[...] Though a few African-Americans and embassy Africans provided the window dressing of “integration,” my mostly white elementary, junior high and high schools had roughly the same diversity as, say, today’s G.O.P.
I wish I could say we were all outraged at this apartheid. But we were kids — privileged kids at that — and out of sight was out of mind. Except as household help, black Washington was generally as invisible to us as it was to the tourists who were rigidly segregated from the real Washington while visiting its many ivory marble shrines to democratic ideals.
But as an unintended consequence of Washington’s particular brand of Jim Crow, white public school students got a tiny taste of what racially mandated second-class citizenship could mean. In those days, the city didn’t even have the bastardized form of “self-government” it has now; it was run as a plantation by Congressional District panels led by racist white Southerners (then Democrats). These overseers didn’t want to lavish money on an overwhelmingly black school system, and they didn’t. By the early 1960s, per-student spending in Washington was less than that of any state, impoverished West Virginia and Mississippi included.
One would like to say in the aftermath of the 2008 election that everyone lived happily ever after. But the American drama, especially when it involves race, is always more complicated than that.
Washington is its own special American case, but only up to a point. For all our huge progress, we are not “post-racial,” whatever that means. The world doesn’t change in a day, and the racial frictions that emerged in both the Democratic primary campaign and the general election didn’t end on Nov. 4. As Obama himself said in his great speech on race, liberals couldn’t “purchase racial reconciliation on the cheap” simply by voting for him. And conservatives? The so-called party of Lincoln has spent much of the past month in spirited debate about whether a white candidate for the party’s chairmanship did the right thing by sending out a “humorous” recording of “Barack the Magic Negro” as a holiday gift.
Next to much of our history, this is small stuff. And yet: Of all the coverage of Obama’s victory, the most accurate take may still be the piquant morning-after summation of the satirical newspaper The Onion. Under the headline “Black Man Given Nation’s Worst Job,” it reported that our new president will have “to spend four to eight years cleaning up the messes other people left behind.”

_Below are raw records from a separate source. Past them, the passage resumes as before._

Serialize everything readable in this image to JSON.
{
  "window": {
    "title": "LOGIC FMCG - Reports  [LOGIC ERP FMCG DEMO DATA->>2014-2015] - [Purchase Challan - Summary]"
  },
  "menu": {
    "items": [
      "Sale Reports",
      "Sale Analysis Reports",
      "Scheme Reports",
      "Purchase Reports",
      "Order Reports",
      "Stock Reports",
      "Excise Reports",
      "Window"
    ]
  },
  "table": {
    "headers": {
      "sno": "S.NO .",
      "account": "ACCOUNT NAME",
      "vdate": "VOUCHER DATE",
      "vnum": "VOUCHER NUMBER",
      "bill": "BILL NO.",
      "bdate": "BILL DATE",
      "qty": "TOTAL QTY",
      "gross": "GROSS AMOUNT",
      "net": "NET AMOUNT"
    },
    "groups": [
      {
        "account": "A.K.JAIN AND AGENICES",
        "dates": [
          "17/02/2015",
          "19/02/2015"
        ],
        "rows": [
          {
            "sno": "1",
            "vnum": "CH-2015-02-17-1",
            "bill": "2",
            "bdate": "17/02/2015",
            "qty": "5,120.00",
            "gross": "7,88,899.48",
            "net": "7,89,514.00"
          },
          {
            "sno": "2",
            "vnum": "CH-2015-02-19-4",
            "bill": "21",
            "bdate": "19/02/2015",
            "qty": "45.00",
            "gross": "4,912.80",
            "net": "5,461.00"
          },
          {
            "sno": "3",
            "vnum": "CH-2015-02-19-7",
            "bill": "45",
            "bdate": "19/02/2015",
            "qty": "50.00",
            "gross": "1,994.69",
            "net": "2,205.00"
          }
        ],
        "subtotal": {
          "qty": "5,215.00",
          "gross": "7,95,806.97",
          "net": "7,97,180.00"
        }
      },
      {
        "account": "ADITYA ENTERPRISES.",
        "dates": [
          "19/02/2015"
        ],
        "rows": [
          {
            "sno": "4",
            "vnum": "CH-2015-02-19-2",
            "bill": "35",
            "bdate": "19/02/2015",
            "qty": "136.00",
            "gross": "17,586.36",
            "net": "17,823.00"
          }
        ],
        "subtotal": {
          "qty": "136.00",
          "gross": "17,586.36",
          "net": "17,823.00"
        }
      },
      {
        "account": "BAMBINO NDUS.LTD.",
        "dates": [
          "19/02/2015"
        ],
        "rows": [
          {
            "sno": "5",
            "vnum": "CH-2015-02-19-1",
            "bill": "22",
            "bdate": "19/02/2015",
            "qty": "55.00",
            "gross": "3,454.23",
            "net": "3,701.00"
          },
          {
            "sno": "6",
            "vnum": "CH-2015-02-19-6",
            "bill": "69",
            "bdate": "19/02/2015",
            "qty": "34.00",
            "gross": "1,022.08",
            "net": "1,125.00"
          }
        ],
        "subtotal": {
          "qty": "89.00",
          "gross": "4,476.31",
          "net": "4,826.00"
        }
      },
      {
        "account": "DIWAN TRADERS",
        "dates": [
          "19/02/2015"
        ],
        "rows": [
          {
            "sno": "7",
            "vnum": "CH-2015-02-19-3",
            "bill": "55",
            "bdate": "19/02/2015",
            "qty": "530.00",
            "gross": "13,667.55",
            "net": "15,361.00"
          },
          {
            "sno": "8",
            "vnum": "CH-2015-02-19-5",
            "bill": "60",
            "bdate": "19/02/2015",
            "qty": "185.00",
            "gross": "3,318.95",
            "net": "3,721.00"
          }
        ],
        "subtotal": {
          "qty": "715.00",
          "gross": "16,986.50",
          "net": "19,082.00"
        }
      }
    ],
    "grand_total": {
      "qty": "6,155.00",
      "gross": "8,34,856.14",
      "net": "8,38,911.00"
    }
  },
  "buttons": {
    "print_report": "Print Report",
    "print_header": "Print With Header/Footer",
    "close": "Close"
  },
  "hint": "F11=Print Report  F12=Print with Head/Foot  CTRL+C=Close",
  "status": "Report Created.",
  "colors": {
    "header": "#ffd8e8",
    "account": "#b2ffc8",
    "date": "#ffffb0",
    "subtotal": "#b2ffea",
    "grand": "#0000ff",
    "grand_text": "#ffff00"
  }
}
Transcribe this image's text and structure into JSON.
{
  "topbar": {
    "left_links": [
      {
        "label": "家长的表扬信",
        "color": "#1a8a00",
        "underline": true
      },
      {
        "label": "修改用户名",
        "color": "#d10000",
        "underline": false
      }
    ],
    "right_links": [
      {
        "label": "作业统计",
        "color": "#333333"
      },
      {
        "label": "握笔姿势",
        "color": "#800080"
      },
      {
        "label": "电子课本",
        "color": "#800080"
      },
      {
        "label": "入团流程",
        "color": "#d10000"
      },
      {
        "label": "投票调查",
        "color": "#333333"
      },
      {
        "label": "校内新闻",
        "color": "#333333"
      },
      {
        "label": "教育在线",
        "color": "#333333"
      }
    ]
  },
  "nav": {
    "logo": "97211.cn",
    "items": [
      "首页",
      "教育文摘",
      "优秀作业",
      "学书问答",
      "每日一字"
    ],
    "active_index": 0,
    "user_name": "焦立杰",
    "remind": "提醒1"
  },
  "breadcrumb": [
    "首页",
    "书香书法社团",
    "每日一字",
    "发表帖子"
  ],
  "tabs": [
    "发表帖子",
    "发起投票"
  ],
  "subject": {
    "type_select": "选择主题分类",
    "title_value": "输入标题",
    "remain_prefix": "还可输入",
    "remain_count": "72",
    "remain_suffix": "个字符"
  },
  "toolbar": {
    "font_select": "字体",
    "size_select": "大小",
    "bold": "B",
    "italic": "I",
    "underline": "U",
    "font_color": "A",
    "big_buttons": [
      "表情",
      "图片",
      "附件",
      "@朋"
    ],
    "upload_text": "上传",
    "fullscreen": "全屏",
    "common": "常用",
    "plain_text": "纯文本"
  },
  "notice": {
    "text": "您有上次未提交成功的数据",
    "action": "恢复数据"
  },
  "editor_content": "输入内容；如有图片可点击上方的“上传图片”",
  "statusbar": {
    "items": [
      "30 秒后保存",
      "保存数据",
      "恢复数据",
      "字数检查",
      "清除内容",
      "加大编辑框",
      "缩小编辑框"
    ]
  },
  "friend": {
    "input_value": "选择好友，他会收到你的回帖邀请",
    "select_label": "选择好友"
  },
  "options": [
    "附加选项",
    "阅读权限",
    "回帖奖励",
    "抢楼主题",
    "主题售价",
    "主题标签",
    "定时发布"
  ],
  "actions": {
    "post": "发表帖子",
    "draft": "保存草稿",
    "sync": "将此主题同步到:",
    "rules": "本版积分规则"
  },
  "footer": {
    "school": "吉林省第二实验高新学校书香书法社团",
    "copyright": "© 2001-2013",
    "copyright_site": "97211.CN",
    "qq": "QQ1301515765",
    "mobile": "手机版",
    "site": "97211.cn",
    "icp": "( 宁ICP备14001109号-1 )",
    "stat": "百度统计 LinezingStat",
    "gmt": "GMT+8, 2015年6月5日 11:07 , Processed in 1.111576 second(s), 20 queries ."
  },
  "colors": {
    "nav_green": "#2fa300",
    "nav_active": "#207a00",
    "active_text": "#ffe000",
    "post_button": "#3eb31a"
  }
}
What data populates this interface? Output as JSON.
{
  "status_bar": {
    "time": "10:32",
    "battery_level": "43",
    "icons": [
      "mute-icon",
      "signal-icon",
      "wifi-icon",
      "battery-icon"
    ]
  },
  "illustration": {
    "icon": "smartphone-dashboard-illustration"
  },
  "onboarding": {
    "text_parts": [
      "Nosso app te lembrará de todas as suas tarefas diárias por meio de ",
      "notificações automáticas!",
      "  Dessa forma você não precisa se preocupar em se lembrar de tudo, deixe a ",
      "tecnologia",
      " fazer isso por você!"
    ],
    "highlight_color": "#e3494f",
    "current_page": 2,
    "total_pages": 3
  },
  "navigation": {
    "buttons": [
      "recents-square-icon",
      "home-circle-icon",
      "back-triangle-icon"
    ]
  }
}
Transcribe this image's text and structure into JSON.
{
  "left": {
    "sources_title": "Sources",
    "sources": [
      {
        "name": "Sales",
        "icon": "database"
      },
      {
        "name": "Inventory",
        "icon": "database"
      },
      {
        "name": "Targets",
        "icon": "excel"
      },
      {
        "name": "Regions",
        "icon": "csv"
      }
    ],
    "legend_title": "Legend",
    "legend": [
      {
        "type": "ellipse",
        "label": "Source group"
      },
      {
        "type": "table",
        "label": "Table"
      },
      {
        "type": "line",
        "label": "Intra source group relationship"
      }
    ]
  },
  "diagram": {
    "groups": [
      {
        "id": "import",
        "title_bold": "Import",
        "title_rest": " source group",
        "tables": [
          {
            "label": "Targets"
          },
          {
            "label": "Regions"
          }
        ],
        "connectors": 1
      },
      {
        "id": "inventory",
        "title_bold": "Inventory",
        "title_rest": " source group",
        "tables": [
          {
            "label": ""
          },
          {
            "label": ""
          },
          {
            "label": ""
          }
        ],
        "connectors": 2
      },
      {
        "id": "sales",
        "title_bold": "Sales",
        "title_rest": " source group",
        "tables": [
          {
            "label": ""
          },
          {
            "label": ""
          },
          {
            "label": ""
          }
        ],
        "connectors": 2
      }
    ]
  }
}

After the messes left by those white bastards, who are most decidedly not a, er, credit to their race, I think Obama woulda been elected if he was a Martian.
Please read the rest.